Yearb Med Inform 2016; 25(S 01): S130-S138
DOI: 10.15265/IYS-2016-s003
Original Article
Georg Thieme Verlag KG Stuttgart

Visualization of the IMIA Yearbook of Medical Informatics Publications over the Last 25 Years

D. W. Yergens
1  Department of Community Health Sciences, University of Calgary, Calgary, Alberta, Canada
,
H. Tam-Tham
1  Department of Community Health Sciences, University of Calgary, Calgary, Alberta, Canada
,
E. P. Minty
2  Department of Medicine, University of Calgary, Calgary, Alberta, Canada
› Author Affiliations
Further Information

Publication History

30 June 2016

Publication Date:
06 March 2018 (online)

  

Summary

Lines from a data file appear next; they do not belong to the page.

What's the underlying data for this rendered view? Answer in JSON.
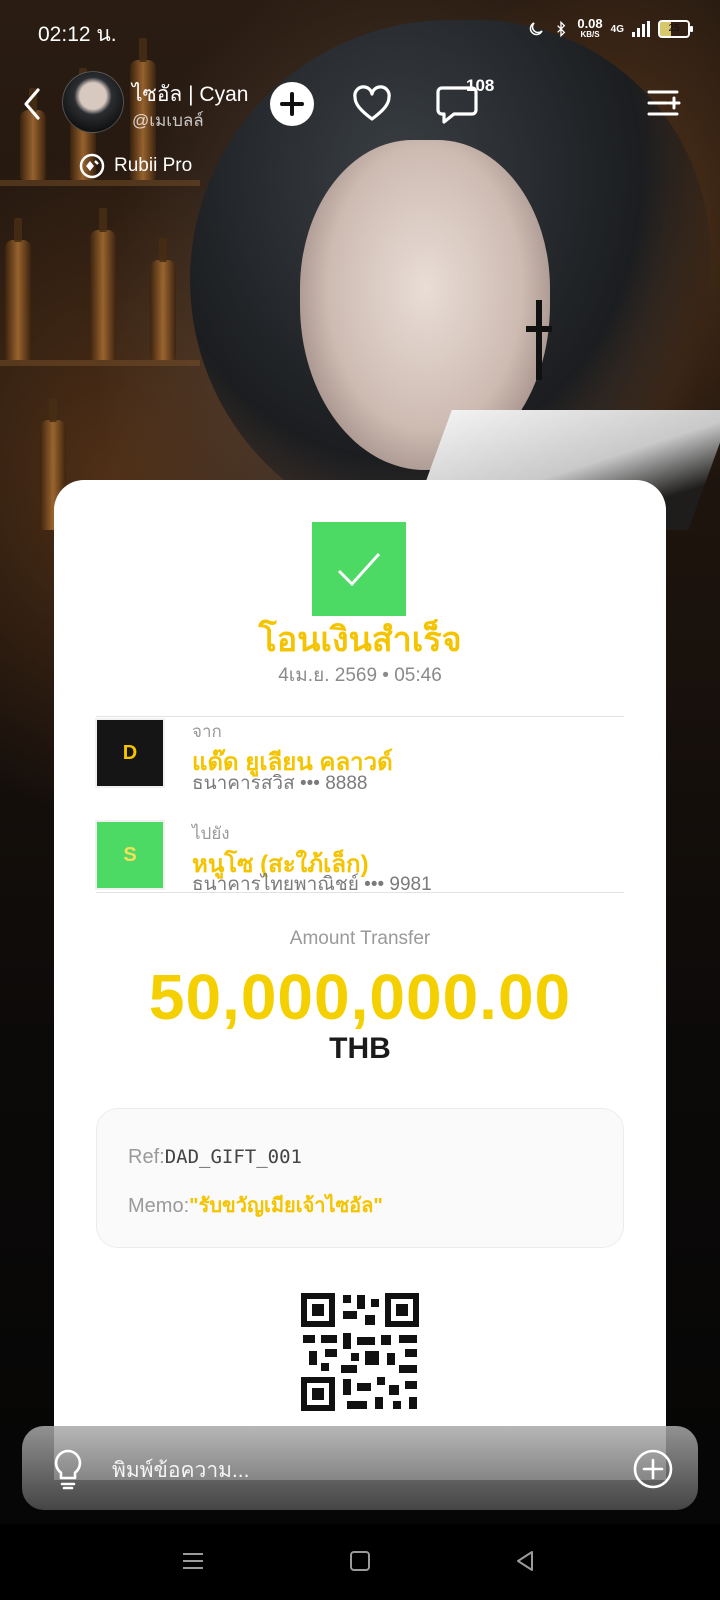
{
  "status_bar": {
    "time": "02:12 น.",
    "speed_value": "0.08",
    "speed_unit": "KB/S",
    "network": "4G",
    "battery": "25"
  },
  "header": {
    "character_name": "ไซอัล | Cyan",
    "handle": "@เมเบลล์",
    "comment_count": "108",
    "plan_label": "Rubii Pro"
  },
  "receipt": {
    "title": "โอนเงินสำเร็จ",
    "datetime": "4เม.ย. 2569 • 05:46",
    "from": {
      "label": "จาก",
      "initial": "D",
      "name": "แด๊ด ยูเลียน คลาวด์",
      "bank": "ธนาคารสวิส ••• 8888"
    },
    "to": {
      "label": "ไปยัง",
      "initial": "S",
      "name": "หนูโซ (สะใภ้เล็ก)",
      "bank": "ธนาคารไทยพาณิชย์ ••• 9981"
    },
    "amount_label": "Amount Transfer",
    "amount": "50,000,000.00",
    "currency": "THB",
    "ref_label": "Ref:",
    "ref_value": "DAD_GIFT_001",
    "memo_label": "Memo:",
    "memo_value": "\"รับขวัญเมียเจ้าไซอัล\""
  },
  "composer": {
    "placeholder": "พิมพ์ข้อความ..."
  },
  "colors": {
    "accent_yellow": "#f4c400",
    "success_green": "#4cd964"
  },
  "icons": [
    "back-icon",
    "plus-icon",
    "heart-icon",
    "chat-icon",
    "menu-list-icon",
    "rubii-pro-icon",
    "check-icon",
    "qr-code-icon",
    "bulb-icon",
    "add-circle-icon",
    "nav-recent-icon",
    "nav-home-icon",
    "nav-back-icon"
  ]
}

Background: The last 25 years have been a period of innovation in the area of medical informatics. The International Medical Informatics Association (IMIA) has published, every year for the last quarter century, the Yearbook of Medical Informatics, collating selected papers from various journals in an attempt to provide a summary of the academic medical informatics literature. The objective of this paper is to visualize the evolution of the medical informatics field over the last 25 years according to the frequency of word occurrences in the papers published in the IMIA Yearbook of Medical Informatics.

Methods: A literature review was conducted examining the IMIA Yearbook of Medical Informatics between 1992 and 2015. These references were collated into a reference manager application to examine the literature using keyword searches, word clouds, and topic clustering. The data was considered in its entirety, as well as segregated into 3 time periods to examine the evolution of main trends over time. Several methods were used, including word clouds, cluster maps, and custom developed web-based information dashboards.

Results: The literature search resulted in a total of 1210 references published in the Yearbook, of which 213 references were excluded, resulting in 997 references for visualization. Overall, we found that publications were more technical and methods-oriented between 1992 and 1999; more clinically and patient-oriented between 2000 and 2009; and noted the emergence of “big data”, decision support, and global health in the past decade between 2010 and 2015. Dashboards were additionally created to show individual reference data, as well as, aggregated information.

Conclusion: Medical informatics is a vast and expanding area with new methods and technologies being researched, implemented, and evaluated. Determining visualization approaches that enhance our understanding of literature is an active area of research, and like medical informatics, is constantly evolving as new software and algorithms are developed. This paper examined several approaches for visualizing the medical informatics literature to show historical trends, associations, and aggregated summarized information to illustrate the state and changes in the IMIA Yearbook publications over the last quarter century.